The FMS assumes that muscular compensations indicate underlying biomechanical inefficiencies (muscular imbalances, limited ranges of motions, lack of core stability) that predispose athletes to injury. A number of longitudinal cohort studies have been conducted to determine if lower scores on the FMS are predictive of sport-related injury. The initial test was conducted by Kiesel and colleagues on 46 professional football players.62 Screenings were done during pre-season training and injuries resulting in 3 or more weeks of lost time were included. The authors found that those with a score of 14 or lower had a much greater chance of serious injury than those with higher scores (OR = 11.87). The study was repeated in 2013 with a larger sample (N = 238). This time any musculoskeletal injury that resulted in lost time was added to the analysis. The relative risk of injury decreased to 1.8763. An additional finding was that athletes that lacked symmetry (different scores for right and left sides) on one or more tests also had an increased risk of injury (RR = 1.8).63 A study of female college basketball, soccer and volleyball athletes found a higher risk level for scores < 14 (OR = 3.85). The risk increased when athletes with repaired ACLs were excluded (OR = 4.58).64 And, when the shoulder mobility test was removed from the analysis, the relationship between FMS score and lower extremity injuries was very strong (r = .95, p = 0.0003). These studies helped establish 14 as the threshold for increased risk, but that cut point is debatable. Recently, Shojaedin et al65 saw an increased risk of musculoskeletal injury in soccer, handball, and basketball athletes scoring < 17 (OR = 4.7). Knapik and colleagues66 even suggest different cut points for male (< 12) and females (< 15) after studying military academy cadets during their initial training.

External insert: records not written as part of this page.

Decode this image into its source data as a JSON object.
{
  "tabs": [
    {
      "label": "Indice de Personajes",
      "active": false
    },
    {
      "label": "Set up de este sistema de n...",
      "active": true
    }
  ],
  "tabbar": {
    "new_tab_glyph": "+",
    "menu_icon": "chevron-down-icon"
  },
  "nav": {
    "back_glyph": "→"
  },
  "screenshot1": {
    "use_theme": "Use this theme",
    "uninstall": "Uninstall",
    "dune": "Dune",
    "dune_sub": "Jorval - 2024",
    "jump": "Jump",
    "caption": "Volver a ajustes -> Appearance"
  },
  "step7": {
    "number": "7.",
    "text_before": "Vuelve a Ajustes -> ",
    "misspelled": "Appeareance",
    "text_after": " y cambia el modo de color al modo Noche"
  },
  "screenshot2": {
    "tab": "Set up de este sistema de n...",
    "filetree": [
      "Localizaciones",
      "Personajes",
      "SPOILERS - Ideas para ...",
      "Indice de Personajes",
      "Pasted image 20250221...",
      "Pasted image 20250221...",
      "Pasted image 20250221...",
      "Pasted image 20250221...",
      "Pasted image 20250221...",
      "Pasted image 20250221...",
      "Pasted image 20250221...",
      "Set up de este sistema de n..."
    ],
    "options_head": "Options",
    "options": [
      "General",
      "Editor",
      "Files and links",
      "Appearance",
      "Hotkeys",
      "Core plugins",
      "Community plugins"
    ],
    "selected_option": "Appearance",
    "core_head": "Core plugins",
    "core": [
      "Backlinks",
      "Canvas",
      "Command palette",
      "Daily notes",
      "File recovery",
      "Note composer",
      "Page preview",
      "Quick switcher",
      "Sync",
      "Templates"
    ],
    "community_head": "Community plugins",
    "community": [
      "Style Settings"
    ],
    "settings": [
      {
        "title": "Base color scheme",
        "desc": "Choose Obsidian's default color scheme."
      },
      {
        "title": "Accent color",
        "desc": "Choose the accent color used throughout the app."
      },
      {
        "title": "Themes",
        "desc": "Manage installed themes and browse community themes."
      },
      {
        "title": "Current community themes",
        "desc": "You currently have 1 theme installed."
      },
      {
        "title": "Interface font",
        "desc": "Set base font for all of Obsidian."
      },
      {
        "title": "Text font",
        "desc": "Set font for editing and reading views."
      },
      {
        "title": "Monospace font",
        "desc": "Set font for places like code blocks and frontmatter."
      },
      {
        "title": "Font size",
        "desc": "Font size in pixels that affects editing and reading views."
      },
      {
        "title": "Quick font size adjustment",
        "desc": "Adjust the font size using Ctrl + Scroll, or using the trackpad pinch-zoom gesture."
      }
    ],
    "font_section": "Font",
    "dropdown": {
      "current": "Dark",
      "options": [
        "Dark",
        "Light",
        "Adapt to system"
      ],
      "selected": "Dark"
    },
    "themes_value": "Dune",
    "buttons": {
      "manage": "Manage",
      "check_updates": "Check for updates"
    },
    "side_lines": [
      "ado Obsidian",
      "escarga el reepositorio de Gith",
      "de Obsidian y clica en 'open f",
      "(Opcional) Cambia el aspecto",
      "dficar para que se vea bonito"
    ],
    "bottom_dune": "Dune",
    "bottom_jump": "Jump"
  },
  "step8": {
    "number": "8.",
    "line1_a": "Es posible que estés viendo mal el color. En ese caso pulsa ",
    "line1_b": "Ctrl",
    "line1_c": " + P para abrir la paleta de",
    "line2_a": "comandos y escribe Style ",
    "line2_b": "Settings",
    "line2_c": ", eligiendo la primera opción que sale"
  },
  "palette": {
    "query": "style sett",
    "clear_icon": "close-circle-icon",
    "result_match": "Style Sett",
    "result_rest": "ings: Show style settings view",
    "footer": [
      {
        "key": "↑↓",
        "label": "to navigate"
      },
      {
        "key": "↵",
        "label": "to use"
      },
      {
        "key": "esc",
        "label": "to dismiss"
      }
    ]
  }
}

Military personnel and firefighters are also frequently used as participants in FMS studies. Injuries during training are costly and result in fewer graduates and increased medical and salary expenses. A study of 108 recruits at a firefighting academy found that those with scores < 14 were 8 times more likely to be injured over the 16 week training period. And, individual scores of the deep squat and the trunk stability push up were also predictors of future injury.67 The functional movements of 874 Marines were scored prior to 68 days or 38 days of training. Again, scores < 14 were associated with higher risks of injury; RR = 1.65 in the longer training group and 1.91 in the shorter training group.68 O’Connor and colleagues also highlighted the relationship between overall fitness and FMS scores. Only 6.6% of the high-fit Marines had FMS scores < 14. While 79.8% of the subpar FMS scorers were in the lower fit category.68 When low FMS scores were combined with slower times on a 3-mile run test the relative risk of injury increased to 4.2.48
Studies of athletes have also looked at relationships between other performance and screening tests. Lehr and colleagues69 strengthened the predictive ability of the FMS by combining scores from the Lower Quarter Y-Balance Test. They divided athletes (N = 63) into high and low risk categories based on an algorithm developed from the 2 tests. The high-risk athletes sustained lower extremity injuries 3 times as often as the low risk group. Correlations between sprint times, leg strength, and power measures and FMS scores are small and non-significant in a group of college golfers.70 Waist circumference in adults71 and weight in children72 were inversely associated with FMS score. Measures of core stability did not correlate well to the 7 FMS movements73 despite Cook et al’s focus on maintaining spinal alignment.